● ACTIVITY
Your answer should be one number: how many lines of the records hold the string "端口扫描".

::: RECORDED INFORMATION :::

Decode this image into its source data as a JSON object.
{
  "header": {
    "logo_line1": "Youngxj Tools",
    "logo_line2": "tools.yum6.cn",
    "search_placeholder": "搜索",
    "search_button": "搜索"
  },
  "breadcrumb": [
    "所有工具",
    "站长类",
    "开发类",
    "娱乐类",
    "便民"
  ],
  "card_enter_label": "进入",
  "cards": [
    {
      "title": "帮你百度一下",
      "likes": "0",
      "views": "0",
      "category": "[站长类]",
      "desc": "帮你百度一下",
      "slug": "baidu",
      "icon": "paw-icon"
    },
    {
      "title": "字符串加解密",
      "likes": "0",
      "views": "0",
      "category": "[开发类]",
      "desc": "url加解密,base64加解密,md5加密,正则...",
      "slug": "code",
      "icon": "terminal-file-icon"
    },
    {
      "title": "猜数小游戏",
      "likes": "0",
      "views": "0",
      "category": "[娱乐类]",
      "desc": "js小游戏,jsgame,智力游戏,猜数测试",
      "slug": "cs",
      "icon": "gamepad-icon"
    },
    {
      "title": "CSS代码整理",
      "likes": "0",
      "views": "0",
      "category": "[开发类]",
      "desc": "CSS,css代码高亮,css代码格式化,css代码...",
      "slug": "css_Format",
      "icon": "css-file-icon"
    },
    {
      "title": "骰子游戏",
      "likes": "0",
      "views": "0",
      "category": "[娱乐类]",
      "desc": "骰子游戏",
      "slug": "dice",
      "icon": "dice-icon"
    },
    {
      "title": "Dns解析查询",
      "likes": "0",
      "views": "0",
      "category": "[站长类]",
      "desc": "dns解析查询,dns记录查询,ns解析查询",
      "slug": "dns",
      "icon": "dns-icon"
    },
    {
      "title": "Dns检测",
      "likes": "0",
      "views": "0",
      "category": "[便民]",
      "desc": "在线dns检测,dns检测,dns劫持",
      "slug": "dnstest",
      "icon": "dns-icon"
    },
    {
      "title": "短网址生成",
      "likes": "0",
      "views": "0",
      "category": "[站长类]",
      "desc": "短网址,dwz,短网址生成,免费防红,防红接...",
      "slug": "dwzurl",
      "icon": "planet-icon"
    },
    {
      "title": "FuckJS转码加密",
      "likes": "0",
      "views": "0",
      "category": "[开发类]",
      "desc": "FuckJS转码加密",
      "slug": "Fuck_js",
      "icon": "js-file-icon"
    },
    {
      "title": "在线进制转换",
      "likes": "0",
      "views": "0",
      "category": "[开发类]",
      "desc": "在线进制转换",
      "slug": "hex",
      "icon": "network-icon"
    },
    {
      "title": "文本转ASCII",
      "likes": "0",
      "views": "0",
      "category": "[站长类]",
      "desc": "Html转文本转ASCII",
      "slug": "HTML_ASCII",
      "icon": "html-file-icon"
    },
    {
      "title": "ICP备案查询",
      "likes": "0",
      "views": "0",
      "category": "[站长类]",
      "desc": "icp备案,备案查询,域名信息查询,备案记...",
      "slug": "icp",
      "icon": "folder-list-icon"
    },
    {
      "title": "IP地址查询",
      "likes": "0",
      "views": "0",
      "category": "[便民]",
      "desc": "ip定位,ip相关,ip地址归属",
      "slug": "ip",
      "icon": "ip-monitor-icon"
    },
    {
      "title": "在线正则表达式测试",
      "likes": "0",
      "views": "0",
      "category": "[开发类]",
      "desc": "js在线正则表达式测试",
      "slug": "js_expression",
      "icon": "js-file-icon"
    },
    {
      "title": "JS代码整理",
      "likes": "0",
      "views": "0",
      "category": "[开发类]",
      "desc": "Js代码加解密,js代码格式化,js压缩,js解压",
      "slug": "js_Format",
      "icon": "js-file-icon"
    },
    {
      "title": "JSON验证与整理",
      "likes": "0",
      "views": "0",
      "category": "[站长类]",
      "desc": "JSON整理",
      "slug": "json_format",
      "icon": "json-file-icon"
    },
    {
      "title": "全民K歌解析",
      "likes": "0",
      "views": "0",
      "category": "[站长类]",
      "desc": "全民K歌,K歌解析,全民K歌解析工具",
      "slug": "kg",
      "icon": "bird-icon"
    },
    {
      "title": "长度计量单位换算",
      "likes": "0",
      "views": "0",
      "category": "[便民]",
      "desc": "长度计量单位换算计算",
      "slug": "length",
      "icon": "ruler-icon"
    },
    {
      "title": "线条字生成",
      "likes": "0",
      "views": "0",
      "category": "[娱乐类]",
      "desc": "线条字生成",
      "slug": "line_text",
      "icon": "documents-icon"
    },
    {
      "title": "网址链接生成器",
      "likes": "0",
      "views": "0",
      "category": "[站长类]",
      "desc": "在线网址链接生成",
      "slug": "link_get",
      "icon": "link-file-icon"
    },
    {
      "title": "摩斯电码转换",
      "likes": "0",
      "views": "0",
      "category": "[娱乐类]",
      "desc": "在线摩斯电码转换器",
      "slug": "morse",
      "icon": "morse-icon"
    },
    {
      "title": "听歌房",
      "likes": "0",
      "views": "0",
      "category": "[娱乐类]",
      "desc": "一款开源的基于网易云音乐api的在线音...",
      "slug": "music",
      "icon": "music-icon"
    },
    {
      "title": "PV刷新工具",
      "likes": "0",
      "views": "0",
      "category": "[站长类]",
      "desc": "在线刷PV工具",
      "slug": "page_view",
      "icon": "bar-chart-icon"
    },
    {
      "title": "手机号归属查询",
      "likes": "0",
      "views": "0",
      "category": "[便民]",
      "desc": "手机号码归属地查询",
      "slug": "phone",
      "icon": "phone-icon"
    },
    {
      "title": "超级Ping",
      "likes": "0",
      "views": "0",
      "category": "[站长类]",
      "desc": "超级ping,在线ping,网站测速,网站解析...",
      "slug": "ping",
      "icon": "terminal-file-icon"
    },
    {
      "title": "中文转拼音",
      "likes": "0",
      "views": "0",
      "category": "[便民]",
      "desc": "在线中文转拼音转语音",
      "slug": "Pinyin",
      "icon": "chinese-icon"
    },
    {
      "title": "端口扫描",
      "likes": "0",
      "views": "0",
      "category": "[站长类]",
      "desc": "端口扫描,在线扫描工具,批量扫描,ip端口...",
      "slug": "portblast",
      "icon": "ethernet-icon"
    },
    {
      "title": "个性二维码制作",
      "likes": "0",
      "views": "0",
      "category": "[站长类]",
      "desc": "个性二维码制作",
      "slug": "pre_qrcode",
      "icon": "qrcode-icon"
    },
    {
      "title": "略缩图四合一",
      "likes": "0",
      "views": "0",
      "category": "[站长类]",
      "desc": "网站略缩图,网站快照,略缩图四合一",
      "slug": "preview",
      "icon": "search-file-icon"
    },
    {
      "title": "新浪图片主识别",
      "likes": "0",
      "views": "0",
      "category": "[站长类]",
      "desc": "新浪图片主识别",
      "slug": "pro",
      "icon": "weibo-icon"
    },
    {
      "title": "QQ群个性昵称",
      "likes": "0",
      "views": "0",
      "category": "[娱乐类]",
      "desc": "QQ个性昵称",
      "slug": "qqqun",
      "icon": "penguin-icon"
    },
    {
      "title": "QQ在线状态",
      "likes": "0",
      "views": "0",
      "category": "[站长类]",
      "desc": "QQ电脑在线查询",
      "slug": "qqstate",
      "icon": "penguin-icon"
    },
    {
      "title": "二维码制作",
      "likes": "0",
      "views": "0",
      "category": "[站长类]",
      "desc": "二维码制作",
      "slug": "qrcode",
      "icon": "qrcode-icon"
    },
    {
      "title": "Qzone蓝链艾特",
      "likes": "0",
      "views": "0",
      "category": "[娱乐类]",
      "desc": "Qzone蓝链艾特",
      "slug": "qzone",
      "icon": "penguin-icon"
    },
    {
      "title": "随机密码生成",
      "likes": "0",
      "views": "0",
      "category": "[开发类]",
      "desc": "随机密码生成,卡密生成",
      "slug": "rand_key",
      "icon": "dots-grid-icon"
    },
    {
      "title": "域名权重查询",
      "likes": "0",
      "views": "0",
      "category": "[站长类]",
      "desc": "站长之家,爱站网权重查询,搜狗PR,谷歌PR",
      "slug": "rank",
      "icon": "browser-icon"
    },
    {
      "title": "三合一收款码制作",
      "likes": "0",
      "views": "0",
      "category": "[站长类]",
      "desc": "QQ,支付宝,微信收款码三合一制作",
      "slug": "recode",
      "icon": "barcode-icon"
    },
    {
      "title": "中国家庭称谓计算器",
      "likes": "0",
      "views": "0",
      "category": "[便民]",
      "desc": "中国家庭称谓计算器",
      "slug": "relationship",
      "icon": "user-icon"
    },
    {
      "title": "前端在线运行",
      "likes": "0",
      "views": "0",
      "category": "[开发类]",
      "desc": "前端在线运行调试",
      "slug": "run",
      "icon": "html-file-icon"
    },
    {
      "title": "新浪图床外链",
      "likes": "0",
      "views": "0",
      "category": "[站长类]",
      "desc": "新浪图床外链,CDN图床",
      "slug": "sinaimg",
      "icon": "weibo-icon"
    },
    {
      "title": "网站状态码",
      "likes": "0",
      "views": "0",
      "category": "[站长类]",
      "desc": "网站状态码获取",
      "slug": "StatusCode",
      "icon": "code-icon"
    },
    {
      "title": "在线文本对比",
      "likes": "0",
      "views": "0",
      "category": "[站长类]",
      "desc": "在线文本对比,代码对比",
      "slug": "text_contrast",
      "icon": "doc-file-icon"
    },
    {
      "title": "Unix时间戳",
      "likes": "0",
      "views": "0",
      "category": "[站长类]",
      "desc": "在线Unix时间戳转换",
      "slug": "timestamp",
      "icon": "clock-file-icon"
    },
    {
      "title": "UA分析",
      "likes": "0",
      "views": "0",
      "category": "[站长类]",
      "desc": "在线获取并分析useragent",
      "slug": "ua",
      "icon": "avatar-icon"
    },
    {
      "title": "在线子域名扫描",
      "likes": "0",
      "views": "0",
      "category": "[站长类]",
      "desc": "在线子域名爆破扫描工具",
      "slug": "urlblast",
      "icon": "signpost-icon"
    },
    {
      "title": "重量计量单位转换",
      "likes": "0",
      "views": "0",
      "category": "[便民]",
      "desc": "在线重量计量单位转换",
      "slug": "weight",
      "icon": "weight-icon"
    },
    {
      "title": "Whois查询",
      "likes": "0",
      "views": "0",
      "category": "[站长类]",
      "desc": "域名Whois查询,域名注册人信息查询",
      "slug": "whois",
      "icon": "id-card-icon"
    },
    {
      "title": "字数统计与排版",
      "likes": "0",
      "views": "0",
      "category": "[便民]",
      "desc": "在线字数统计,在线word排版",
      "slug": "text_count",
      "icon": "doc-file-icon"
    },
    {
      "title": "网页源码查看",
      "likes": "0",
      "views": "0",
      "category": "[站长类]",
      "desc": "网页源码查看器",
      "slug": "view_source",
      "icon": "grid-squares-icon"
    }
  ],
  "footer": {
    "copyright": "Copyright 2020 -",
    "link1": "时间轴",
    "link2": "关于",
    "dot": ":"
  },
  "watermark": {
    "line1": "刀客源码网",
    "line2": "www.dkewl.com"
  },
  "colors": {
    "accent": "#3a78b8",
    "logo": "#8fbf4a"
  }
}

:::

● ANSWER BELOW
2